BTW, had I felt I could bid 3 I would have and in the end I should have anyways as he bid 3N going down 1, where 5 makes.
Oct. 1, 2018
You are ignoring the author of this comment. Click to temporarily show the comment.
Ditto
July 17, 2018
You are ignoring the author of this comment. Click to temporarily show the comment.
I suppose the first thing to explore is, which enterprise, profit or nonprofit, if either, does or is better at recruiting and retaining new players historically.

Second, even though one might be better than the other in the past, what is best for the future? Is either method capable of being agile and flexible enough to rebrand itself to attract contemporary markets when that market changes and still remain desirable to its current membership?

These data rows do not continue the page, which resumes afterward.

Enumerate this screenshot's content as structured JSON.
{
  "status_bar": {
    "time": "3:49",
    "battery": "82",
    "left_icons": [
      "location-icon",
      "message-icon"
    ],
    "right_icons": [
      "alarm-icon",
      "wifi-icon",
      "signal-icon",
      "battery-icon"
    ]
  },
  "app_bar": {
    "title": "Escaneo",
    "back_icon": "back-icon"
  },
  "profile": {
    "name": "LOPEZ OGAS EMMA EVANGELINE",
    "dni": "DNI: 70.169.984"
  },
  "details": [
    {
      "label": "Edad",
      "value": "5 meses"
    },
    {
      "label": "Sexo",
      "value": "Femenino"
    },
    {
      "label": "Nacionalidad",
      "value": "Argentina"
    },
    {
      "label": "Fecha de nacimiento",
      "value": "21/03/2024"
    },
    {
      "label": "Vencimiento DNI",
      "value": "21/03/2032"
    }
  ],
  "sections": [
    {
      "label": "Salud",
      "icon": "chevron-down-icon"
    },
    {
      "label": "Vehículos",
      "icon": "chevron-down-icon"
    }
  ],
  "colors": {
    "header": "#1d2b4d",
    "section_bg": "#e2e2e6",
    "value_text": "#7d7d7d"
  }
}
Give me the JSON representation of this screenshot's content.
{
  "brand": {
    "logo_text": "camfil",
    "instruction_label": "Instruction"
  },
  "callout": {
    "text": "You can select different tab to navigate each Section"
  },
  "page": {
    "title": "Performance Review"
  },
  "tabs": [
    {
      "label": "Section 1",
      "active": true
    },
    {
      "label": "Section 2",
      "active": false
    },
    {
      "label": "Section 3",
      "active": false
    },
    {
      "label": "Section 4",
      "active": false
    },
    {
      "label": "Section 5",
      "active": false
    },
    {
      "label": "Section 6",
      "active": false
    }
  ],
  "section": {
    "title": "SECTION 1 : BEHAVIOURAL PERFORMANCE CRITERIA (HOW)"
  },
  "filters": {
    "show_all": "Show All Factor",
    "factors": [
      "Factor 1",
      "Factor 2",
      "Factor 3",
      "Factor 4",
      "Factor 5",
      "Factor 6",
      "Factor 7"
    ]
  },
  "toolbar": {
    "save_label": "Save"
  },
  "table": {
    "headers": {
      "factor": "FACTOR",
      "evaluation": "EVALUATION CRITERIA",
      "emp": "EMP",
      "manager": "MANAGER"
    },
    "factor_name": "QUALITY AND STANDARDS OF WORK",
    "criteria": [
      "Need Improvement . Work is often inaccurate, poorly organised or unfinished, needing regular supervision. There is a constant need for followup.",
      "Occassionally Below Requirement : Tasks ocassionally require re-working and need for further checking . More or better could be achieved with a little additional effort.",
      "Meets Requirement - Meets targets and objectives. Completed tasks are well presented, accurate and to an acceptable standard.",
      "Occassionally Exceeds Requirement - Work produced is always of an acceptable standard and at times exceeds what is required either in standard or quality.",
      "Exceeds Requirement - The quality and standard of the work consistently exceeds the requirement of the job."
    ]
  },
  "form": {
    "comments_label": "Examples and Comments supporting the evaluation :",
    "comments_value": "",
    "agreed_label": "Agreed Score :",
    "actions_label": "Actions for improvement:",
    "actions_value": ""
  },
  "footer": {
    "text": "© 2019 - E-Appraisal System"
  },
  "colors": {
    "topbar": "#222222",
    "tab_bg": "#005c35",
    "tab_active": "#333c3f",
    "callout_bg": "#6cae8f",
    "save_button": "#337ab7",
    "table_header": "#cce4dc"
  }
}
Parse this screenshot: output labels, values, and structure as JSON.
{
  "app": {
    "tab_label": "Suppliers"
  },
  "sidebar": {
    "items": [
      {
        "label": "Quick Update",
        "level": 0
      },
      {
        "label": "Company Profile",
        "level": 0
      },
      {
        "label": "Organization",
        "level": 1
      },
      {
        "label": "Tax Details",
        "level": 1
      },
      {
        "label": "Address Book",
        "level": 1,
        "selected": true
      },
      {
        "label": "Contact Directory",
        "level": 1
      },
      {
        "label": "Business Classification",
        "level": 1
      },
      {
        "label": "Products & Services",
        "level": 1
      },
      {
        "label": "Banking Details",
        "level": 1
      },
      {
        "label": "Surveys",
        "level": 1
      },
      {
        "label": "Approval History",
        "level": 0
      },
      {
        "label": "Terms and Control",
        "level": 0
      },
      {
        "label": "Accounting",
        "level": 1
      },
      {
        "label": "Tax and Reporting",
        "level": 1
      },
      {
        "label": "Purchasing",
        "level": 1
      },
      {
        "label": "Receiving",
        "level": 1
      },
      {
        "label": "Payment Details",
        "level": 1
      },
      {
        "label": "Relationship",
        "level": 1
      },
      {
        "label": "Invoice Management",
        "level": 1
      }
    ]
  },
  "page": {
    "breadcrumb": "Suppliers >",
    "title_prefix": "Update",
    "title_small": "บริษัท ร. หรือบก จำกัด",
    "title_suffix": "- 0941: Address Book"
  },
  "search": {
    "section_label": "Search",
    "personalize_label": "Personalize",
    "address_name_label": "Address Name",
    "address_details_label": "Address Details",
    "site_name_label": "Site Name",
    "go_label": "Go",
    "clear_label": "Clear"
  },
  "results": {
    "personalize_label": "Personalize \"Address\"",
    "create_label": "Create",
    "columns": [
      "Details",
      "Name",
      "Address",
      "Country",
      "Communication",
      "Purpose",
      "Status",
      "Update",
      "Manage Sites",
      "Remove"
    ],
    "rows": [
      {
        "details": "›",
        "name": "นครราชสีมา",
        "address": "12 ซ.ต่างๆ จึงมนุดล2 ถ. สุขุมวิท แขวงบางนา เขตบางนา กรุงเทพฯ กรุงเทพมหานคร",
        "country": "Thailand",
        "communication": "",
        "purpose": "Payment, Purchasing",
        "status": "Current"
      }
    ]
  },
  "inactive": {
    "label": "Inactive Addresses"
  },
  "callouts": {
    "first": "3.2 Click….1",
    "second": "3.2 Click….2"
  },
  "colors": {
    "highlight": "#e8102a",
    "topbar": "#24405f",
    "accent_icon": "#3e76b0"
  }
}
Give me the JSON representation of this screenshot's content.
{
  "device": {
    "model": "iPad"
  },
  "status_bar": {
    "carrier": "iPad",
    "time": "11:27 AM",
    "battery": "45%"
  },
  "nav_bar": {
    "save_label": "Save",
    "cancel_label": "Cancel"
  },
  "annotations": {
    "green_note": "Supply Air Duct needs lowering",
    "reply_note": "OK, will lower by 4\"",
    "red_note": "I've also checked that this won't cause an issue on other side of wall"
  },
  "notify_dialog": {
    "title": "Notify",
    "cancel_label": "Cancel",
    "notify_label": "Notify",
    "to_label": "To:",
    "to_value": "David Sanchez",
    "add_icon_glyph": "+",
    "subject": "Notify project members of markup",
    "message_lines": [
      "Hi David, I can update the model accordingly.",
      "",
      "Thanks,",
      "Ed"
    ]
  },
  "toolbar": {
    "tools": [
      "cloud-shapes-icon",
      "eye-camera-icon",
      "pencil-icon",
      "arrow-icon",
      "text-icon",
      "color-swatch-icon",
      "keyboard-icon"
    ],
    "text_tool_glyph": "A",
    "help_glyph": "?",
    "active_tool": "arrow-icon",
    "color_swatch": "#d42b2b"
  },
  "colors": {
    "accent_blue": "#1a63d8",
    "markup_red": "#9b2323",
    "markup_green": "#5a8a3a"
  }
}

Image, branding, hooking etc…all has been tried, with some interesting results (EasyBridge, comes to mind), but personal experience has shown, younger generations do not take to the hook, line and sinker methods of being seduced, especially when they find out bridge isn't easy, they feel betrayed.
July 14, 2018
You are ignoring the author of this comment. Click to temporarily show the comment.
“. I am not sure that the younger generation is as motivated by wealth as the bridge generation is/was. But I have little doubt that the opportunity socialize with the upper classes was one of the draws of bridge in its heyday.”
This is one of the most important statements of any of our discussions and why so many of us are getting this all wrong. The younger Generations are not of the same mindset of us. if bridge is going to continue it will be they that will make it what it is to become. it's just like playing a hand of bridge, sometimes the winning move is to let go of control.
July 13, 2018
You are ignoring the author of this comment. Click to temporarily show the comment.
For all three levels, bring in mindful awareness supported by current science (neuroscience) to why we behave and react the way we do at the table in competition. (He's the nicest guy in the world away from the table…)

On the same note, to go against some of those who think we need stricter enforcement of the laws, to take serious offense to those who exploit the laws, especially when playing newer and less experienced players, for underserved gain. The spirit of the laws and the game of bridge is to win what we deserve strategically and tactically. To want to win tricks we don't deserve is the antithesis of the spirit of the game.

And regarding the enforcement of the laws, that preference be made towards the spirit of the laws rather than the letter of the laws, which takes greater and deeper understanding of the laws.
July 11, 2018
1 2 3 4 5
.

Bottom Home Top